"""

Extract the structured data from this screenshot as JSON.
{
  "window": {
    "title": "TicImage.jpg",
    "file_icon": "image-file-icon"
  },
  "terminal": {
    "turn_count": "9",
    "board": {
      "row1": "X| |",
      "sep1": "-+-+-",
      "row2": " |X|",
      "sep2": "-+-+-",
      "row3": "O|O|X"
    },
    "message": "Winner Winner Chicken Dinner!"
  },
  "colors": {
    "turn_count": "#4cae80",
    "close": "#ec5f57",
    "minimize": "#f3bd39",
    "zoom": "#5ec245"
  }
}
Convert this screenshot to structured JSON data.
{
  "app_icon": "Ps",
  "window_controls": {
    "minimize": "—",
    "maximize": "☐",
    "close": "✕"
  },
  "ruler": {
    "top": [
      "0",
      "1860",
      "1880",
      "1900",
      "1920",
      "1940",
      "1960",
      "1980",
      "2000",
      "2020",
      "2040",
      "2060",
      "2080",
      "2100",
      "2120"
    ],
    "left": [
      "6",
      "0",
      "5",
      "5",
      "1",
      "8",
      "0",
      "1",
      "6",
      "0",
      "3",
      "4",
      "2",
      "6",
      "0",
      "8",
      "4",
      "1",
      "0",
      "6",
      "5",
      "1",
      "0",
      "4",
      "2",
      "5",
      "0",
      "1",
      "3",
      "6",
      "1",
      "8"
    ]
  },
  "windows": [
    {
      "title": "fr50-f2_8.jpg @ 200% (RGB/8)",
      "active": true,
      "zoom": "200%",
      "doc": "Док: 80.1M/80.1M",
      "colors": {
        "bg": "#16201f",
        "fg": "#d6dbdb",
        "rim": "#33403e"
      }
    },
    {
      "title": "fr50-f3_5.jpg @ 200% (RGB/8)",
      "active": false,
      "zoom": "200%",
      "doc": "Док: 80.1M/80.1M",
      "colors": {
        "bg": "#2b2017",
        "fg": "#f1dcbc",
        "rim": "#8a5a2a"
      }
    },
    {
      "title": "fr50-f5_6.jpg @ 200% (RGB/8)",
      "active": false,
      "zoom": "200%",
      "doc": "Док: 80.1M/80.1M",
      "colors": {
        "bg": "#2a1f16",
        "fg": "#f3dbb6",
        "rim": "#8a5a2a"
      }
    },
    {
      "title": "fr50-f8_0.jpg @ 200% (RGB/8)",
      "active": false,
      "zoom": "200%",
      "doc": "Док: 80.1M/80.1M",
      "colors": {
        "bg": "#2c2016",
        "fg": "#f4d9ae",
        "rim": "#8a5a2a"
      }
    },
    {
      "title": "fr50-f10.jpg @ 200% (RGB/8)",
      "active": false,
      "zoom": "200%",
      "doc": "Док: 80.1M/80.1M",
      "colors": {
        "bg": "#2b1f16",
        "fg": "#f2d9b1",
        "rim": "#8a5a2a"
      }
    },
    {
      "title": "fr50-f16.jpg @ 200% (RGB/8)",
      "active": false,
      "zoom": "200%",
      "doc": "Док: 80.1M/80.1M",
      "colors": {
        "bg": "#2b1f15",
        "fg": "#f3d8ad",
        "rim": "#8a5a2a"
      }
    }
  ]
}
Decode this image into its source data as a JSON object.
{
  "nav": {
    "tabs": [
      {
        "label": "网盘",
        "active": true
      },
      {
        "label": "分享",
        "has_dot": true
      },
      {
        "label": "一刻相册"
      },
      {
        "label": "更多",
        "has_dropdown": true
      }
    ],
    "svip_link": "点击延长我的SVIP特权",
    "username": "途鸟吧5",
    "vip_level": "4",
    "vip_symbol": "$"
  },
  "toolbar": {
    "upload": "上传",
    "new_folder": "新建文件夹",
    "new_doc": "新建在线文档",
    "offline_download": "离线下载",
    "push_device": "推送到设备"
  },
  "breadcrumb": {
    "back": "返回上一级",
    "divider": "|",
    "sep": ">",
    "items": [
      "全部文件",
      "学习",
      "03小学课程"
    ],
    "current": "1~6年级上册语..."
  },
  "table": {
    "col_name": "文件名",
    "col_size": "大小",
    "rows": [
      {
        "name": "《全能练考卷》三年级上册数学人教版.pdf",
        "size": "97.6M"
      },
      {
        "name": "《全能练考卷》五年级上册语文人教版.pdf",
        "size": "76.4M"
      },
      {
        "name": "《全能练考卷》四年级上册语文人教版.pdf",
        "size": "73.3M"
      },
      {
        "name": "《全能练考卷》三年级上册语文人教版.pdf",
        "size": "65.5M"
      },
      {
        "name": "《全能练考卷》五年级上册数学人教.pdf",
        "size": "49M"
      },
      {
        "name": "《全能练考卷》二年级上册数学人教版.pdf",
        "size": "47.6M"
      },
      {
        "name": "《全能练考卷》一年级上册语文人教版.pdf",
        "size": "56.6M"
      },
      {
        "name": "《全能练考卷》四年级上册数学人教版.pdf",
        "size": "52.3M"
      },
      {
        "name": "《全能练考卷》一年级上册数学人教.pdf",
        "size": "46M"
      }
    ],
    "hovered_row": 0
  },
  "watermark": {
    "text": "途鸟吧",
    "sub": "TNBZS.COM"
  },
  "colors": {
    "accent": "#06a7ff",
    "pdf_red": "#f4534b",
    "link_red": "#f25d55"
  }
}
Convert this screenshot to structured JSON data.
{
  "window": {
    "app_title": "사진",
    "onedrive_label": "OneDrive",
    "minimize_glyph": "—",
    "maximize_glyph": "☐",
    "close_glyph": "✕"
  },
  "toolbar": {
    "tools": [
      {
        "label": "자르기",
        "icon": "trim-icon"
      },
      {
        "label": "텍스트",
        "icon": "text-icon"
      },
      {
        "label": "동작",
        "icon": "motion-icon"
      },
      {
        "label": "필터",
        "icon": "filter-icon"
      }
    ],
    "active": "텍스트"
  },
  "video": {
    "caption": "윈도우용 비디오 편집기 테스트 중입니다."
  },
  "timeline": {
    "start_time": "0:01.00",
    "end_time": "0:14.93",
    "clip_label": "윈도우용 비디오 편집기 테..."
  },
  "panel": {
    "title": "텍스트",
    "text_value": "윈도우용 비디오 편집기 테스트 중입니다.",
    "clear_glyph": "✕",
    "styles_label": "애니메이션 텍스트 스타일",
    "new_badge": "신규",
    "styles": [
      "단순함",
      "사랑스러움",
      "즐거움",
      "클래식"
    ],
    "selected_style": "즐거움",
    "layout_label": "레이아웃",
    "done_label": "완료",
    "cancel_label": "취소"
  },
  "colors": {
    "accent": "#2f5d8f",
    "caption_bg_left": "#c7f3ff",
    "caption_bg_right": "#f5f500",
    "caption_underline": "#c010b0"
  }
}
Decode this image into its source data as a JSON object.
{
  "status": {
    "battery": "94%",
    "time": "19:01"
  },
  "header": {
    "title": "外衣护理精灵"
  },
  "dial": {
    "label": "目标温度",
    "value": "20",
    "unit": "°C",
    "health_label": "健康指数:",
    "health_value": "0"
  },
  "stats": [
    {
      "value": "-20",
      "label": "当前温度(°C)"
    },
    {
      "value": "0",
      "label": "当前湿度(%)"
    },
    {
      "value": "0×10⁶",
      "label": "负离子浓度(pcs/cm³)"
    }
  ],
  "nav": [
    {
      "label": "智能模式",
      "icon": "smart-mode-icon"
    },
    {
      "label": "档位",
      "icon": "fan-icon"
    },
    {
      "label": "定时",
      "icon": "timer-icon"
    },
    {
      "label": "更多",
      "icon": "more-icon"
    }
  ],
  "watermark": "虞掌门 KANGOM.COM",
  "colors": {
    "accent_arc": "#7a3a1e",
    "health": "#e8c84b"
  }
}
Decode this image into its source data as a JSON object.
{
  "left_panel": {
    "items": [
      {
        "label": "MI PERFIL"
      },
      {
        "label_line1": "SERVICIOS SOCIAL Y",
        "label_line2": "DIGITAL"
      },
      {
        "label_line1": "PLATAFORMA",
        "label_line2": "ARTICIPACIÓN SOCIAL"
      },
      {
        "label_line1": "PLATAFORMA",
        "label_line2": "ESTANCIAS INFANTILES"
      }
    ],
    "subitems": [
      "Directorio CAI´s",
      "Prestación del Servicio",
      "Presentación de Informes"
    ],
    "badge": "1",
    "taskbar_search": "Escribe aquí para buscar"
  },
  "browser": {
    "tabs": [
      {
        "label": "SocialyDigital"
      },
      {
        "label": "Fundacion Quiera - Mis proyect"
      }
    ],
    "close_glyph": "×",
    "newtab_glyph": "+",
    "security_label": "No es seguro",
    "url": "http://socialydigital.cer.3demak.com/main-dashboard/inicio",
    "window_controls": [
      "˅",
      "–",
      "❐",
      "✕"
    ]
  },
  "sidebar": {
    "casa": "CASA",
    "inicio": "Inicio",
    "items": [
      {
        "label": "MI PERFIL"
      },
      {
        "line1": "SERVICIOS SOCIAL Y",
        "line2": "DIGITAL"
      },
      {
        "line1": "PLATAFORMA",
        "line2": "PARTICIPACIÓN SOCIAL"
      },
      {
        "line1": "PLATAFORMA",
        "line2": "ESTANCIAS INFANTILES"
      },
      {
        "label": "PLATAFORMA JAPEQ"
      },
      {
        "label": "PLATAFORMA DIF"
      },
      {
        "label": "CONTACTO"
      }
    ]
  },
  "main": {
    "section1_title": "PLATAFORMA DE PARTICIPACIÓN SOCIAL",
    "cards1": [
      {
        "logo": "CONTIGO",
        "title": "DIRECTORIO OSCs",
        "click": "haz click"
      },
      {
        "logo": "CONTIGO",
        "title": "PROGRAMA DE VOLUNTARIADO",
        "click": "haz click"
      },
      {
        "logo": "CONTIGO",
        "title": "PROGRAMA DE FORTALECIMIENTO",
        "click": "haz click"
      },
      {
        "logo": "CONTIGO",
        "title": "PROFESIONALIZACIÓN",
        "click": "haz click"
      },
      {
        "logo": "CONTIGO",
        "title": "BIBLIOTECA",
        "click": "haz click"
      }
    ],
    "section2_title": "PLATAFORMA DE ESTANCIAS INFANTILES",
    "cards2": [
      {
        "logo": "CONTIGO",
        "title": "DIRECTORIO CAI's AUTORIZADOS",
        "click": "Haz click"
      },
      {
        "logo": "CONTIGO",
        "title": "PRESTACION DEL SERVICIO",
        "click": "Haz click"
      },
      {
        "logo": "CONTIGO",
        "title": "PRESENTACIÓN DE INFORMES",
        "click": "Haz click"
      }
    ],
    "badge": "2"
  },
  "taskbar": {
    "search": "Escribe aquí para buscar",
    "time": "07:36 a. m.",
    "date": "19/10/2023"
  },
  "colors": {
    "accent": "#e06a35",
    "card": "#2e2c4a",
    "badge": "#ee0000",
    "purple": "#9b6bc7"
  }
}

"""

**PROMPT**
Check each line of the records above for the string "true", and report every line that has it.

**EXERCISE RESPONSE**
      "active": true,
        "active": true
        "has_dot": true
        "has_dropdown": true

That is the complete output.